The controversy dates back to at least June 30, when Republican senators sent a letter to Sen. Ben Cardin, the Maryland Democrat who chairs the Senate small business committee, criticizing Dilawar Syed, Biden’s nominee for deputy administrator of the Small Business Administration. Syed served in former President Barack Obama’s White House and currently works as the CEO of a health care technology company.
The June letter was signed by eight of the 10 Republican senators on the committee — including Marco Rubio of Florida, Josh Hawley of Missouri and Tim Scott of South Carolina — and singled out Syed’s service as board member at Emgage Action, a Muslim American advocacy group. The senators accused Emgage of being “vocally anti-Israel,” citing its criticism of the country when violence broke out in the region in May. Lawmakers insisted on a second hearing to “ensure” Syed’s nomination “would not jeopardize small businesses with close ties to Israeli companies or small businesses owned by Jewish Americans.”
But religious supporters of Syed fired back on Monday (Aug. 9) in their own letter to the Senate committee. Citing their various faiths and work with the Shoulder to Shoulder Campaign, an effort that seeks solidarity with Muslim Americans, the religious groups decried what they described as a GOP-led “boycott” and pointed out it occurred “simultaneously with the circulation of a troubling strategy email that highlighted Mr. Syed’s birthplace in Pakistan and his association and civic work with a Muslim American advocacy organization.”
“We do not normally comment on presidential appointments, nor the Senate confirmation process, (but) we feel morally compelled to speak out,” the letter said.
After noting such a boycott is unprecedented in the committee’s history, the letter called for lawmakers to hold a vote to advance his nomination immediately, saying: “We are deeply concerned by the apparent anti-Muslim animus driving this unprecedented action against Dilawar Syed.”
It concludes: “Our constitution prohibits an ethnic or religious test for holding public office. To do so violates our nation’s valued principle of religious freedom. No one should be denied the ability to hold office because of what they look like or how they choose to worship.”
Signers include a diverse array of faith groups, including the Religious Action Center and Union for Reform Judaism, African American Ministers In Action, Sojourners, Reconstructionist Rabbinical Association, National Council of Churches, Baptist Joint Committee for Religious Liberty, Church World Service and Friends Committee on National Legislation.
Also listed were various denominational offices, such as the United Church of Christ, Presbyterian Church (USA), Evangelical Lutheran Church in America and the Episcopal Church.
Opposition to Syed’s nomination has already sparked backlash from some Jewish groups such as the American Jewish Congress, which issued a statement of support for Syed in July that congratulated him on his success. “He will become the highest ranking American Muslim in the Biden Administration, an achievement to be celebrated by all Americans,” the statement said.

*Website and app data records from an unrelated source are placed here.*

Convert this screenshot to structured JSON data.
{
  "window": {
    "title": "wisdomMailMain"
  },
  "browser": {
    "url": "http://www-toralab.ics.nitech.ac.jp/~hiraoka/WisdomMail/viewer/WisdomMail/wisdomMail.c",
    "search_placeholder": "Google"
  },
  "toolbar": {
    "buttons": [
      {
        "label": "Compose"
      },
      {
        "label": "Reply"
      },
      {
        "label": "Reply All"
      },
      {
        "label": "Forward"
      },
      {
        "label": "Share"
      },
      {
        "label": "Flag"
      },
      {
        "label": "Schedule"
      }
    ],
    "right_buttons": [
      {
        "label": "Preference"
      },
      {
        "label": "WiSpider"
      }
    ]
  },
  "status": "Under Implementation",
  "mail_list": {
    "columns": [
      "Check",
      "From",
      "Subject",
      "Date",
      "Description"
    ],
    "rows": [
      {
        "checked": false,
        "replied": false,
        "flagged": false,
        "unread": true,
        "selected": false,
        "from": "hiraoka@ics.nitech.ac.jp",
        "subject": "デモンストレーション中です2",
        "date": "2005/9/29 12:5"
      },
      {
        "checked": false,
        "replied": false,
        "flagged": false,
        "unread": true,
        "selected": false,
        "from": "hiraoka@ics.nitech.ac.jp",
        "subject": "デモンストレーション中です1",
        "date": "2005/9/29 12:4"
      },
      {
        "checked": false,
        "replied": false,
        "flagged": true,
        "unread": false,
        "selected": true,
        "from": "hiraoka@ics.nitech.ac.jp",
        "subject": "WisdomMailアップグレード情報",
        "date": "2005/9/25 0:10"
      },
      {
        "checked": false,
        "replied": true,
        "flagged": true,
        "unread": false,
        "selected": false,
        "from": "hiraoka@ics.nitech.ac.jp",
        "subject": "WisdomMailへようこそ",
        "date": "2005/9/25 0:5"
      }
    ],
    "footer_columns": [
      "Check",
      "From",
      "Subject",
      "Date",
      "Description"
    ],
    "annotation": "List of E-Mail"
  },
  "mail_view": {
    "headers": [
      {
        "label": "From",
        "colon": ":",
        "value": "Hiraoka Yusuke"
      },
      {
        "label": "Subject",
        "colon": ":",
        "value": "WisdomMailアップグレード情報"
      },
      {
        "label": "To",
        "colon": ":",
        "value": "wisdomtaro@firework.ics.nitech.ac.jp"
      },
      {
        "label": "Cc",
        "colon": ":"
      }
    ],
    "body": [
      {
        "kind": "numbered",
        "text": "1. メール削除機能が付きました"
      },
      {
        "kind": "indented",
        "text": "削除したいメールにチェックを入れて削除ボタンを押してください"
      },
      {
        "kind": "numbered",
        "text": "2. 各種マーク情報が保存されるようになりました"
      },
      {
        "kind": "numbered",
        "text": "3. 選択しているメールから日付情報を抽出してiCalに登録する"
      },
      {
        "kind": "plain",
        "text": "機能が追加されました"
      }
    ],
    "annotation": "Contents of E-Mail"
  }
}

The Anti-Defamation League also rejected the lawmakers’ approach, saying in a statement that it “challenges any negative conclusion of Mr. Syed’s candidacy because of his association with Emgage.”